From the data below, tally each line that has "керування" in it, then give that tally without comment.

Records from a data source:
= = = = = = =

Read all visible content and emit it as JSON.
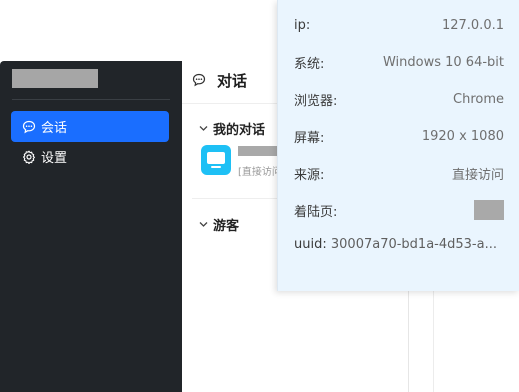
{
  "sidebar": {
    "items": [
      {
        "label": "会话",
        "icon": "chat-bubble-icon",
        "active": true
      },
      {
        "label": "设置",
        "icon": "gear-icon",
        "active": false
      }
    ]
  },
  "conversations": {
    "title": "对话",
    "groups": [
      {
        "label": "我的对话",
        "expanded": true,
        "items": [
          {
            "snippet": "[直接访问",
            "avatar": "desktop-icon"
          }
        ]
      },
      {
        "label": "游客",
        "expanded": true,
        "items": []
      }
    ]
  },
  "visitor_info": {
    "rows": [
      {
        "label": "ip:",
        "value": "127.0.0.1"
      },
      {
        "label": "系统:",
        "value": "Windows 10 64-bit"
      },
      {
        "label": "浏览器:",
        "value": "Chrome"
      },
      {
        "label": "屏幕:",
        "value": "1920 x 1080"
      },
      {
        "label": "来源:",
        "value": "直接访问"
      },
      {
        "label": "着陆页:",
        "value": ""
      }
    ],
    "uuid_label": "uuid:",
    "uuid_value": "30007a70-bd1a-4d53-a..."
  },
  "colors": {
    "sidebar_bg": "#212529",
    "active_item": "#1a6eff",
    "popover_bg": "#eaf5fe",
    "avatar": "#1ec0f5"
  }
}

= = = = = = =

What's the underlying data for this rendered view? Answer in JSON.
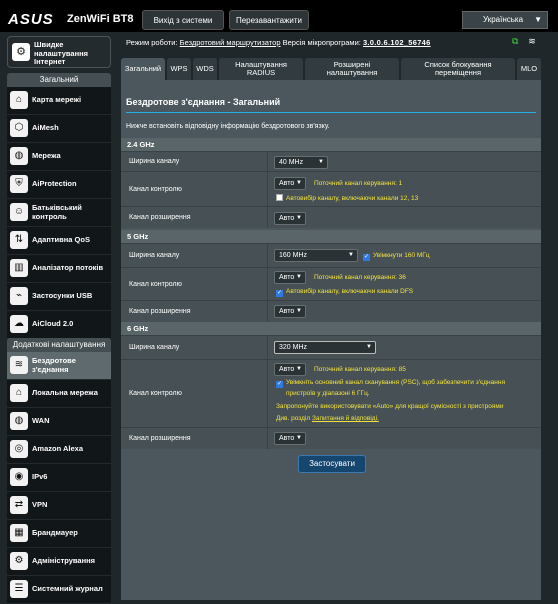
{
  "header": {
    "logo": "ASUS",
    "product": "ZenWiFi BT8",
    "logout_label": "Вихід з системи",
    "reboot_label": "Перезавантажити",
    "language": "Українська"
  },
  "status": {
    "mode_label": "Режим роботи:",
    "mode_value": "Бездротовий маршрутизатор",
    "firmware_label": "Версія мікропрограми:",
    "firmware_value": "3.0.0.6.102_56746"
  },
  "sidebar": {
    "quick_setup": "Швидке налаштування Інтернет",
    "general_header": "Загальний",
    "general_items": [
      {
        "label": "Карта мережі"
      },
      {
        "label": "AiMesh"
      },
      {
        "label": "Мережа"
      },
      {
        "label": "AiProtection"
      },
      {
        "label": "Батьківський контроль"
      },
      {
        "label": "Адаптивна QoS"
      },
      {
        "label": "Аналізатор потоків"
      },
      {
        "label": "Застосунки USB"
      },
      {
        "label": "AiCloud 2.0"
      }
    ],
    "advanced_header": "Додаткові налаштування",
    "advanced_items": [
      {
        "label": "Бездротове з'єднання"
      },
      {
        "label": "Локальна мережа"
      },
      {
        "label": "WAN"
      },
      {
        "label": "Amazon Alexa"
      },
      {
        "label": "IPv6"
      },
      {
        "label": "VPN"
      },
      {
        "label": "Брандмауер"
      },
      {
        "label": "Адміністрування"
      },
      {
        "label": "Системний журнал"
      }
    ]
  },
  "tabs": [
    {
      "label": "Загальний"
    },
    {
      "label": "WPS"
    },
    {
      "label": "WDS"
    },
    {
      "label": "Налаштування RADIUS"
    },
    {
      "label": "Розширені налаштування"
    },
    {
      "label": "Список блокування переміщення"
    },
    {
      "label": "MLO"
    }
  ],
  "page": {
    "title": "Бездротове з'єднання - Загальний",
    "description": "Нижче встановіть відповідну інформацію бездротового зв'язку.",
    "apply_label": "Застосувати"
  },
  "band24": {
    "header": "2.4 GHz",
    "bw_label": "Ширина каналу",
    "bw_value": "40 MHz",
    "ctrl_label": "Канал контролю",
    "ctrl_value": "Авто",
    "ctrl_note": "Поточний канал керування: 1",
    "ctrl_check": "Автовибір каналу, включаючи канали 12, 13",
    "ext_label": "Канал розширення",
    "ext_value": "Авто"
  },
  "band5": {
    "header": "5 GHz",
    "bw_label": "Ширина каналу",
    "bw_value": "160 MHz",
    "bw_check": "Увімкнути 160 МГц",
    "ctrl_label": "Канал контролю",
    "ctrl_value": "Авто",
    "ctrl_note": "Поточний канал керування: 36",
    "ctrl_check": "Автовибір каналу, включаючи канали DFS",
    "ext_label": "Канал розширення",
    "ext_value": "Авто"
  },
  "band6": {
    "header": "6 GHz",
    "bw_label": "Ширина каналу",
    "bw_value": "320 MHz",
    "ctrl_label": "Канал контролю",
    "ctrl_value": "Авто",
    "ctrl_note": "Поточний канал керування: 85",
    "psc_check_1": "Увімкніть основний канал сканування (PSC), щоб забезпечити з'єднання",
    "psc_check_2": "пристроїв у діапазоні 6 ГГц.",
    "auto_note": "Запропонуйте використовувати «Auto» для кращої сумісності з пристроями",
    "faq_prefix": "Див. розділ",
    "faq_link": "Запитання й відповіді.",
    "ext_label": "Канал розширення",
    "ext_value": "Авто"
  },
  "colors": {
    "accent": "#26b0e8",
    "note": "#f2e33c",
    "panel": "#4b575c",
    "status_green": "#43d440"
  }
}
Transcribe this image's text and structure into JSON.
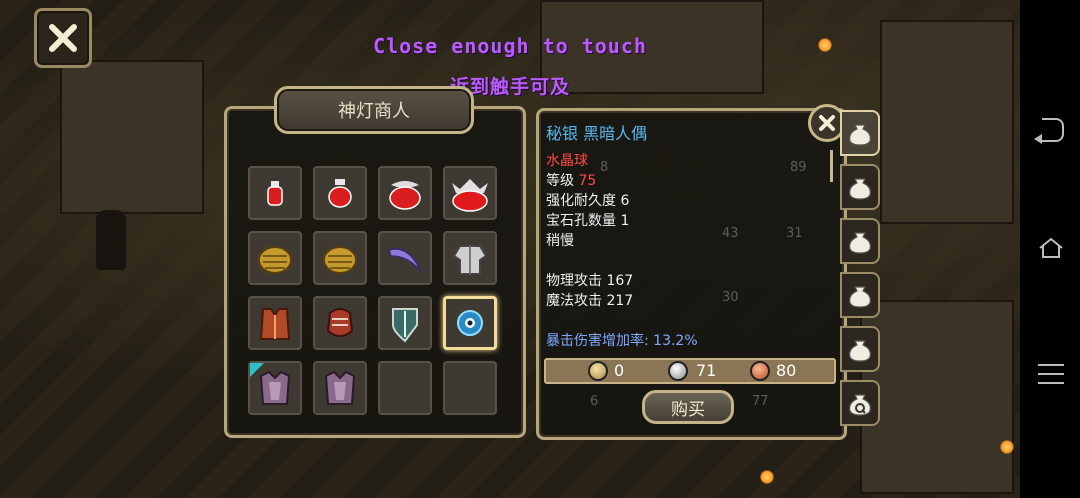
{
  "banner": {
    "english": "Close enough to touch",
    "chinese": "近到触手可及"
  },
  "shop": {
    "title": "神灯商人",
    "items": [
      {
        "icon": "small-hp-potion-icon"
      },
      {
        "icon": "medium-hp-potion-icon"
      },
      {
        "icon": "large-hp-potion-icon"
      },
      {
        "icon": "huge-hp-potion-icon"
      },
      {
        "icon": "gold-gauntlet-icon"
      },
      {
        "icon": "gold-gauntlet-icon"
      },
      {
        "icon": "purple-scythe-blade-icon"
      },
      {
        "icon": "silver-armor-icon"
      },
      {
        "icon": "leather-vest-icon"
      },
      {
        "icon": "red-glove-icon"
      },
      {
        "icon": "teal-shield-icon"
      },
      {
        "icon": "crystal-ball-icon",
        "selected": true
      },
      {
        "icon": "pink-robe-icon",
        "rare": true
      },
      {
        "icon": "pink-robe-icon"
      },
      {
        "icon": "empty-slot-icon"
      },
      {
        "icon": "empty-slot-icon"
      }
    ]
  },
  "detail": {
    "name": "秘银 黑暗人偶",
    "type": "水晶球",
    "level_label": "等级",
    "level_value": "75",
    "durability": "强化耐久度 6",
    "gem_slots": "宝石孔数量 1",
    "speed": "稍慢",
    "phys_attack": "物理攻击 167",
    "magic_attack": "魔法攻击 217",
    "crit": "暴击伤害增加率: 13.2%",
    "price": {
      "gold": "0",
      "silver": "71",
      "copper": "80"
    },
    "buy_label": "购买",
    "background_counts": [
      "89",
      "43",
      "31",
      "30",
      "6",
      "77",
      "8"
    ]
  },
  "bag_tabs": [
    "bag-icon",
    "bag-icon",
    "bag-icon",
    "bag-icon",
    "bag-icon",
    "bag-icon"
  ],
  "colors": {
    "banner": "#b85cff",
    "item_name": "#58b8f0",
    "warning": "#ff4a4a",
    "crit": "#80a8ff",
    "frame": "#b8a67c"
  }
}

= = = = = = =

◆ Task answer: 3